===== SOURCE DATA
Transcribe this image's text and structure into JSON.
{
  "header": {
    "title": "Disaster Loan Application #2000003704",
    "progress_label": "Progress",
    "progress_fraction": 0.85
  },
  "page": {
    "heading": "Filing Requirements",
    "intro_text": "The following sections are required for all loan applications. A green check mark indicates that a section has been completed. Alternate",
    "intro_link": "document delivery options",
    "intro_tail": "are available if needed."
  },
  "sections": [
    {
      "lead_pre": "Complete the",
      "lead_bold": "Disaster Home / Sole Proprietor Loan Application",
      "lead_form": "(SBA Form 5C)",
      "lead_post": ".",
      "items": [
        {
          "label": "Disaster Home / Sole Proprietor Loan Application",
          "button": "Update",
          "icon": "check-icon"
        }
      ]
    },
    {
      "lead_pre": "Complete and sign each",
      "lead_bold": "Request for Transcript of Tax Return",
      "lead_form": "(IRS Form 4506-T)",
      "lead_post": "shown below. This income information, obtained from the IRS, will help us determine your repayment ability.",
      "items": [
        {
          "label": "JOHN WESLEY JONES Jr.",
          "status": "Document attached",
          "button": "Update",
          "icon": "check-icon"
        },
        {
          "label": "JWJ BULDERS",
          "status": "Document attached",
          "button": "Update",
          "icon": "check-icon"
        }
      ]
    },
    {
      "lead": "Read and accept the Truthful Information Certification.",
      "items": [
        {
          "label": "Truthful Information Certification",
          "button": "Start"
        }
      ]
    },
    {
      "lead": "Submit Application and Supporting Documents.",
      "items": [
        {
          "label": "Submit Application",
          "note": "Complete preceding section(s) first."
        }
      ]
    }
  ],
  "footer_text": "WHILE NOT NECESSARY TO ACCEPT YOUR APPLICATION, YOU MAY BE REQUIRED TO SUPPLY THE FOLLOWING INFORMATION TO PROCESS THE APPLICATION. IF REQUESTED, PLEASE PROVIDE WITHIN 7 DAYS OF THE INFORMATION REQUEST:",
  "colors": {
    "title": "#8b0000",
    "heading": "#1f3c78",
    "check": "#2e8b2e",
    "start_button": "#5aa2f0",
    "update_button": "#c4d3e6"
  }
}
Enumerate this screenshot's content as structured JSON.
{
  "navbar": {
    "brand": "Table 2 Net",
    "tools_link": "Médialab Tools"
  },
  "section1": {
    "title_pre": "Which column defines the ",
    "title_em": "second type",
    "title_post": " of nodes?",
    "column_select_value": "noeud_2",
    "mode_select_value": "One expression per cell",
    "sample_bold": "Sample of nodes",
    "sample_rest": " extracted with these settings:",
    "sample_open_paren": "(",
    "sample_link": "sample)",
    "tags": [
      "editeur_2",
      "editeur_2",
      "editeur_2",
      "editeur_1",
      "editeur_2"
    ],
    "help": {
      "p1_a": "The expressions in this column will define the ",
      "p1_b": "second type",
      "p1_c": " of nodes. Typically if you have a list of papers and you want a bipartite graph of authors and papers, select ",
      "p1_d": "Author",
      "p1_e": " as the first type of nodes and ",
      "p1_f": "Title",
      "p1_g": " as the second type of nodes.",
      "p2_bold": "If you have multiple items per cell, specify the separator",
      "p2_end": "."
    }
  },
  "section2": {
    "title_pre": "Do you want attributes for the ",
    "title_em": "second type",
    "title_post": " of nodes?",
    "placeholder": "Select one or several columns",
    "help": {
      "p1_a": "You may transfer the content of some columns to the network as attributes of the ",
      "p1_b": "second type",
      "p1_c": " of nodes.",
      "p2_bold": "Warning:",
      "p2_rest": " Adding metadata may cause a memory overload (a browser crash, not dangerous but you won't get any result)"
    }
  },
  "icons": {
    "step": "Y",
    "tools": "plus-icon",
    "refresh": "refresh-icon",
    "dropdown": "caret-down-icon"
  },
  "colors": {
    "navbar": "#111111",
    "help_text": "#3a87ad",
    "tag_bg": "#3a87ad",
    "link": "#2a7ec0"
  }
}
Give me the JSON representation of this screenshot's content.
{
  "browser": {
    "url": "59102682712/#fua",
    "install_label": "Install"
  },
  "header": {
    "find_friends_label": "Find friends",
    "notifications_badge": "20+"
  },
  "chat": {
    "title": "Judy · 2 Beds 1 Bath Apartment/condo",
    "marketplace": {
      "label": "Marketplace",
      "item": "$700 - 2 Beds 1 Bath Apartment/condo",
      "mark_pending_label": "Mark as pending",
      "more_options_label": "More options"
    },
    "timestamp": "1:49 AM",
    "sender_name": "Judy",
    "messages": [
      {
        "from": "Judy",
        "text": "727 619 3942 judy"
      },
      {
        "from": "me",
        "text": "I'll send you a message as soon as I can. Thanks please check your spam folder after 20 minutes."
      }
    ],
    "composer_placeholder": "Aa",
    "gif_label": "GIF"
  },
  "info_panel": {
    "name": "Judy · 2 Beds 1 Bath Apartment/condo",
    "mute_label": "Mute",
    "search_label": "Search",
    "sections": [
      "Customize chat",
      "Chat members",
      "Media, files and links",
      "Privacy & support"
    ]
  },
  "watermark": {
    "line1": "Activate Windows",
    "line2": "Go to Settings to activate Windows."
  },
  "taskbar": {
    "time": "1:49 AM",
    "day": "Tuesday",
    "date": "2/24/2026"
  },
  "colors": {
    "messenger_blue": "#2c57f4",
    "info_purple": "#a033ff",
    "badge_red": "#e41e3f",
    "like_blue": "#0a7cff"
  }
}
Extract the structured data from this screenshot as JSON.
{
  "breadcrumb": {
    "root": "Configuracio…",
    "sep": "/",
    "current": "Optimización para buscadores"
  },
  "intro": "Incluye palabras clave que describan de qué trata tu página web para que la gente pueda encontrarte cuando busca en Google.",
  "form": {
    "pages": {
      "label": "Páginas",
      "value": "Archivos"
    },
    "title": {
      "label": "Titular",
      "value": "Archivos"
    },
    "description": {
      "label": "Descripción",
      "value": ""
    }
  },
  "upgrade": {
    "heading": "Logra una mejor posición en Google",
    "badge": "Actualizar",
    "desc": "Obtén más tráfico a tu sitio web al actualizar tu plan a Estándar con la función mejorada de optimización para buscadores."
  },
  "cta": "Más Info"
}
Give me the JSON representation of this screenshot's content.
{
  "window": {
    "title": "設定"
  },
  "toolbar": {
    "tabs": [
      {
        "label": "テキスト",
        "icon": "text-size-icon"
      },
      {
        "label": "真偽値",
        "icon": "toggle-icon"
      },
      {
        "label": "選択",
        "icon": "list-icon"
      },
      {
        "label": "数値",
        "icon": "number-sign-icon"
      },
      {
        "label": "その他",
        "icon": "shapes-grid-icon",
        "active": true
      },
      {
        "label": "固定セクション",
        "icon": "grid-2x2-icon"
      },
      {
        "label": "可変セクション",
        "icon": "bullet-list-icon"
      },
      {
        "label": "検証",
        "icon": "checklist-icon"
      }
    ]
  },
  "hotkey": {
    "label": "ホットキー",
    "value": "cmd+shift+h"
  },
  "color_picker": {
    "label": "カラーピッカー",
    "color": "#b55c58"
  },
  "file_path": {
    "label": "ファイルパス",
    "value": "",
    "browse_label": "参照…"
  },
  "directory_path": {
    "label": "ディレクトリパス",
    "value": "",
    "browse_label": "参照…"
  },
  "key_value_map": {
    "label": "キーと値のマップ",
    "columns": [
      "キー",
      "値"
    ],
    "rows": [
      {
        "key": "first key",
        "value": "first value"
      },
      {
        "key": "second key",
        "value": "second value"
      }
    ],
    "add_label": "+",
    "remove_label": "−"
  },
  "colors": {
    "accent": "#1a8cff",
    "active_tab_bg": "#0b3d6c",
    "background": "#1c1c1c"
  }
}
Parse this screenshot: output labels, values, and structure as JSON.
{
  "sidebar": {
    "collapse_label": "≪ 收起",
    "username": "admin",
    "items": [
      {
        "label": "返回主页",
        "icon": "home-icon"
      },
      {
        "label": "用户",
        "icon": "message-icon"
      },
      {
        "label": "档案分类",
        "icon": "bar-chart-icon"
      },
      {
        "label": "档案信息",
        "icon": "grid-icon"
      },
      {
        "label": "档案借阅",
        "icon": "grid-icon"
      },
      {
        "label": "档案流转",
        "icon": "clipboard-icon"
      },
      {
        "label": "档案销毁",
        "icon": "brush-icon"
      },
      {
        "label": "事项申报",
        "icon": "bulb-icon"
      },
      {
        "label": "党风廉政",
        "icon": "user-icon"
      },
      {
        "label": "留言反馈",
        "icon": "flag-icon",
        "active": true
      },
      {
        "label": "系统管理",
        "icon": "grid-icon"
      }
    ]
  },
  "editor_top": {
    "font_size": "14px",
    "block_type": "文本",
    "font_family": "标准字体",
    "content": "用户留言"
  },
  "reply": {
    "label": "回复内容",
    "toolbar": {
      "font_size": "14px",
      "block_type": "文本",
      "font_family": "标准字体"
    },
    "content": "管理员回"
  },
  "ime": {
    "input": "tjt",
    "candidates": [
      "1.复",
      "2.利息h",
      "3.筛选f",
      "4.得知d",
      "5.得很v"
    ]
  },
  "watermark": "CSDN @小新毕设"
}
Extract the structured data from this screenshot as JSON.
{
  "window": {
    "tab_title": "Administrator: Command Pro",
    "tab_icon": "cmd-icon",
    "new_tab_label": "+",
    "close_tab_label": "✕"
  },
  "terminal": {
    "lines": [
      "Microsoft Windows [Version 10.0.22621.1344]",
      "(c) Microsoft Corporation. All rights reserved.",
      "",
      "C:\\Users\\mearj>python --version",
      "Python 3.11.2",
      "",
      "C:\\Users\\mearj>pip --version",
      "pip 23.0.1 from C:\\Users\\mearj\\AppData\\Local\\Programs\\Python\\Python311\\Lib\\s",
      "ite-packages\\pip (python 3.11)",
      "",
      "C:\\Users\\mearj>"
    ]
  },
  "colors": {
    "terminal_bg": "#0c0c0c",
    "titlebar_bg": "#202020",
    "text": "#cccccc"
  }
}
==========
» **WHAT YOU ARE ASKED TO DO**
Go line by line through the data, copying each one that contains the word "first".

» **WRITTEN RESPONSE**
          "note": "Complete preceding section(s) first."
      "p1_e": " as the first type of nodes and ",
        "key": "first key",
        "value": "first value"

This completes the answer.